[Website and app data records]

-=-=-=-=-

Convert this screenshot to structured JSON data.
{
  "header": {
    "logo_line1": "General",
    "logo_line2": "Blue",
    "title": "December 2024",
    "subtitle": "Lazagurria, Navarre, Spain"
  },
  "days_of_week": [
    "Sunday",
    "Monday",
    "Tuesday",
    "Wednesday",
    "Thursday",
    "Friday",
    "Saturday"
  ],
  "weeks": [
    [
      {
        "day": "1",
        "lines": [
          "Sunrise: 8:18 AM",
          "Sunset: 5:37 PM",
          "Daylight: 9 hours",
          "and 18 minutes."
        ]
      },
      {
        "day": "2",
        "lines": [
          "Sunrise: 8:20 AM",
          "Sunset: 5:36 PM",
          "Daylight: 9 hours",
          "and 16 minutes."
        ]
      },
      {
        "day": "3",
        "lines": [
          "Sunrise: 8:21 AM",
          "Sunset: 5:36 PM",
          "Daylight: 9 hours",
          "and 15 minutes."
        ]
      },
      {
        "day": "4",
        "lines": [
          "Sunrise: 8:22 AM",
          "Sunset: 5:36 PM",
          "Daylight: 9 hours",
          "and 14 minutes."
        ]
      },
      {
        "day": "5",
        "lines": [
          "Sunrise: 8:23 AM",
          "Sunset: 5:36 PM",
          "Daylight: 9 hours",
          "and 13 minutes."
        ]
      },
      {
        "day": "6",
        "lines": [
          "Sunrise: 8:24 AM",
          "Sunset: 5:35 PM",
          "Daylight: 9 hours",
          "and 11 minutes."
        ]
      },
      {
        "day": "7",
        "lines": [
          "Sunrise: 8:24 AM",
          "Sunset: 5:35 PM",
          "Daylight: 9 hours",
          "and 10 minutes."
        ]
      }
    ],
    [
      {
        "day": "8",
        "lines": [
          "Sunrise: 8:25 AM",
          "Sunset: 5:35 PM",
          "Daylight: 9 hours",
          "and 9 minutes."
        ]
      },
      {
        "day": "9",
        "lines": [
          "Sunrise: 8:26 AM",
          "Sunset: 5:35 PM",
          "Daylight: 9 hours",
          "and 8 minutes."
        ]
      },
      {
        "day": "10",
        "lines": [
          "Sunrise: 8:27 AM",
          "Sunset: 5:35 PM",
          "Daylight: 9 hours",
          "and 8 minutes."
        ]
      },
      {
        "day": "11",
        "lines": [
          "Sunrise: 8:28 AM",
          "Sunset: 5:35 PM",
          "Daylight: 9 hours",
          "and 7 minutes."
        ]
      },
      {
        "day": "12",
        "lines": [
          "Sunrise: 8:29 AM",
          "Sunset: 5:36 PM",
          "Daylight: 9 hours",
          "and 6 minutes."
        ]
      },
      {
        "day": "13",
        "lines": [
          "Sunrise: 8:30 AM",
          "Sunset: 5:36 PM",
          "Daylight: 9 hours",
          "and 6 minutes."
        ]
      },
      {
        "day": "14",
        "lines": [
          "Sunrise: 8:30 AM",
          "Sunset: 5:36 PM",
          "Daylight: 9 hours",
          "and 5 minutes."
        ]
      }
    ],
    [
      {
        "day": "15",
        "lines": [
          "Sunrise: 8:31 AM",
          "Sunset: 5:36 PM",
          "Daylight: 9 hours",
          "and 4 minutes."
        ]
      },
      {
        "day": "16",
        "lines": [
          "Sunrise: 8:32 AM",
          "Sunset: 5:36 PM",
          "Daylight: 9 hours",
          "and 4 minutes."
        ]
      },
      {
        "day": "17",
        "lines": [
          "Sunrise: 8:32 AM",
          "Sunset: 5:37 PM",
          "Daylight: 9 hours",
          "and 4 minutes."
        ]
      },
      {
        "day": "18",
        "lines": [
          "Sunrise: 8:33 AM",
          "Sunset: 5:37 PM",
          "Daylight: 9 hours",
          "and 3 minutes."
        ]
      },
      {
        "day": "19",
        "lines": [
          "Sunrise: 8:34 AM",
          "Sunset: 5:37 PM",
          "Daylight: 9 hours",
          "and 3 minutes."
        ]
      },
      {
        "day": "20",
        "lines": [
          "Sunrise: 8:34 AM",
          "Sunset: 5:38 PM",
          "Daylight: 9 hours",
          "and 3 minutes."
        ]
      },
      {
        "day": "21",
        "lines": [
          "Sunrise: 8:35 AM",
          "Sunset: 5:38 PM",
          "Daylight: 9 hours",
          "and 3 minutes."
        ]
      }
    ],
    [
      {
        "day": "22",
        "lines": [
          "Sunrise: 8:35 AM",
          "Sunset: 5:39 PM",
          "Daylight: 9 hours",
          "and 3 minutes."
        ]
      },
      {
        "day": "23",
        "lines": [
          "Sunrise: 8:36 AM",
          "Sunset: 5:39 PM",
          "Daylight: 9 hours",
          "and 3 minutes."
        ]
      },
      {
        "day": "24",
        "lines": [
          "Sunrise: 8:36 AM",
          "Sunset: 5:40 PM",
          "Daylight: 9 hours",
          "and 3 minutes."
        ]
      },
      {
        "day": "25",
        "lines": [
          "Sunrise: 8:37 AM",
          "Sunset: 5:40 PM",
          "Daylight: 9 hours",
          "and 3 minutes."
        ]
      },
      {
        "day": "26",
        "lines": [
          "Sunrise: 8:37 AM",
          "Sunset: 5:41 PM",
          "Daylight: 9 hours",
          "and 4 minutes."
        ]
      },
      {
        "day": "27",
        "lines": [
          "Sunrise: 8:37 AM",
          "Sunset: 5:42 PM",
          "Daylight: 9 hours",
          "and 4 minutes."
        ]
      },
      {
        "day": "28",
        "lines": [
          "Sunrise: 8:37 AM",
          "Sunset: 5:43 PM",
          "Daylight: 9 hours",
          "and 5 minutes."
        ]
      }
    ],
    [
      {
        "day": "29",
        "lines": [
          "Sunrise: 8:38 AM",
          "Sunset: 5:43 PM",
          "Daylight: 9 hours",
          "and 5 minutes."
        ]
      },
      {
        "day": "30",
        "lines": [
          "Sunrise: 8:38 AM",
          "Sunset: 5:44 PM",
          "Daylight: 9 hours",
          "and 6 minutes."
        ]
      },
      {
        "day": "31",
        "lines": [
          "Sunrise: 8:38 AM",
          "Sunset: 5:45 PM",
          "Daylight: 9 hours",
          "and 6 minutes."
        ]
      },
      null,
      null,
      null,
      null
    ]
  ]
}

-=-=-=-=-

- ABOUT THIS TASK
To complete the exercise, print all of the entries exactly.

- TASK OUTPUT
Convert this screenshot to structured JSON data.
{
  "header": {
    "logo_line1": "General",
    "logo_line2": "Blue",
    "title": "December 2024",
    "subtitle": "Lazagurria, Navarre, Spain"
  },
  "days_of_week": [
    "Sunday",
    "Monday",
    "Tuesday",
    "Wednesday",
    "Thursday",
    "Friday",
    "Saturday"
  ],
  "weeks": [
    [
      {
        "day": "1",
        "lines": [
          "Sunrise: 8:18 AM",
          "Sunset: 5:37 PM",
          "Daylight: 9 hours",
          "and 18 minutes."
        ]
      },
      {
        "day": "2",
        "lines": [
          "Sunrise: 8:20 AM",
          "Sunset: 5:36 PM",
          "Daylight: 9 hours",
          "and 16 minutes."
        ]
      },
      {
        "day": "3",
        "lines": [
          "Sunrise: 8:21 AM",
          "Sunset: 5:36 PM",
          "Daylight: 9 hours",
          "and 15 minutes."
        ]
      },
      {
        "day": "4",
        "lines": [
          "Sunrise: 8:22 AM",
          "Sunset: 5:36 PM",
          "Daylight: 9 hours",
          "and 14 minutes."
        ]
      },
      {
        "day": "5",
        "lines": [
          "Sunrise: 8:23 AM",
          "Sunset: 5:36 PM",
          "Daylight: 9 hours",
          "and 13 minutes."
        ]
      },
      {
        "day": "6",
        "lines": [
          "Sunrise: 8:24 AM",
          "Sunset: 5:35 PM",
          "Daylight: 9 hours",
          "and 11 minutes."
        ]
      },
      {
        "day": "7",
        "lines": [
          "Sunrise: 8:24 AM",
          "Sunset: 5:35 PM",
          "Daylight: 9 hours",
          "and 10 minutes."
        ]
      }
    ],
    [
      {
        "day": "8",
        "lines": [
          "Sunrise: 8:25 AM",
          "Sunset: 5:35 PM",
          "Daylight: 9 hours",
          "and 9 minutes."
        ]
      },
      {
        "day": "9",
        "lines": [
          "Sunrise: 8:26 AM",
          "Sunset: 5:35 PM",
          "Daylight: 9 hours",
          "and 8 minutes."
        ]
      },
      {
        "day": "10",
        "lines": [
          "Sunrise: 8:27 AM",
          "Sunset: 5:35 PM",
          "Daylight: 9 hours",
          "and 8 minutes."
        ]
      },
      {
        "day": "11",
        "lines": [
          "Sunrise: 8:28 AM",
          "Sunset: 5:35 PM",
          "Daylight: 9 hours",
          "and 7 minutes."
        ]
      },
      {
        "day": "12",
        "lines": [
          "Sunrise: 8:29 AM",
          "Sunset: 5:36 PM",
          "Daylight: 9 hours",
          "and 6 minutes."
        ]
      },
      {
        "day": "13",
        "lines": [
          "Sunrise: 8:30 AM",
          "Sunset: 5:36 PM",
          "Daylight: 9 hours",
          "and 6 minutes."
        ]
      },
      {
        "day": "14",
        "lines": [
          "Sunrise: 8:30 AM",
          "Sunset: 5:36 PM",
          "Daylight: 9 hours",
          "and 5 minutes."
        ]
      }
    ],
    [
      {
        "day": "15",
        "lines": [
          "Sunrise: 8:31 AM",
          "Sunset: 5:36 PM",
          "Daylight: 9 hours",
          "and 4 minutes."
        ]
      },
      {
        "day": "16",
        "lines": [
          "Sunrise: 8:32 AM",
          "Sunset: 5:36 PM",
          "Daylight: 9 hours",
          "and 4 minutes."
        ]
      },
      {
        "day": "17",
        "lines": [
          "Sunrise: 8:32 AM",
          "Sunset: 5:37 PM",
          "Daylight: 9 hours",
          "and 4 minutes."
        ]
      },
      {
        "day": "18",
        "lines": [
          "Sunrise: 8:33 AM",
          "Sunset: 5:37 PM",
          "Daylight: 9 hours",
          "and 3 minutes."
        ]
      },
      {
        "day": "19",
        "lines": [
          "Sunrise: 8:34 AM",
          "Sunset: 5:37 PM",
          "Daylight: 9 hours",
          "and 3 minutes."
        ]
      },
      {
        "day": "20",
        "lines": [
          "Sunrise: 8:34 AM",
          "Sunset: 5:38 PM",
          "Daylight: 9 hours",
          "and 3 minutes."
        ]
      },
      {
        "day": "21",
        "lines": [
          "Sunrise: 8:35 AM",
          "Sunset: 5:38 PM",
          "Daylight: 9 hours",
          "and 3 minutes."
        ]
      }
    ],
    [
      {
        "day": "22",
        "lines": [
          "Sunrise: 8:35 AM",
          "Sunset: 5:39 PM",
          "Daylight: 9 hours",
          "and 3 minutes."
        ]
      },
      {
        "day": "23",
        "lines": [
          "Sunrise: 8:36 AM",
          "Sunset: 5:39 PM",
          "Daylight: 9 hours",
          "and 3 minutes."
        ]
      },
      {
        "day": "24",
        "lines": [
          "Sunrise: 8:36 AM",
          "Sunset: 5:40 PM",
          "Daylight: 9 hours",
          "and 3 minutes."
        ]
      },
      {
        "day": "25",
        "lines": [
          "Sunrise: 8:37 AM",
          "Sunset: 5:40 PM",
          "Daylight: 9 hours",
          "and 3 minutes."
        ]
      },
      {
        "day": "26",
        "lines": [
          "Sunrise: 8:37 AM",
          "Sunset: 5:41 PM",
          "Daylight: 9 hours",
          "and 4 minutes."
        ]
      },
      {
        "day": "27",
        "lines": [
          "Sunrise: 8:37 AM",
          "Sunset: 5:42 PM",
          "Daylight: 9 hours",
          "and 4 minutes."
        ]
      },
      {
        "day": "28",
        "lines": [
          "Sunrise: 8:37 AM",
          "Sunset: 5:43 PM",
          "Daylight: 9 hours",
          "and 5 minutes."
        ]
      }
    ],
    [
      {
        "day": "29",
        "lines": [
          "Sunrise: 8:38 AM",
          "Sunset: 5:43 PM",
          "Daylight: 9 hours",
          "and 5 minutes."
        ]
      },
      {
        "day": "30",
        "lines": [
          "Sunrise: 8:38 AM",
          "Sunset: 5:44 PM",
          "Daylight: 9 hours",
          "and 6 minutes."
        ]
      },
      {
        "day": "31",
        "lines": [
          "Sunrise: 8:38 AM",
          "Sunset: 5:45 PM",
          "Daylight: 9 hours",
          "and 6 minutes."
        ]
      },
      null,
      null,
      null,
      null
    ]
  ]
}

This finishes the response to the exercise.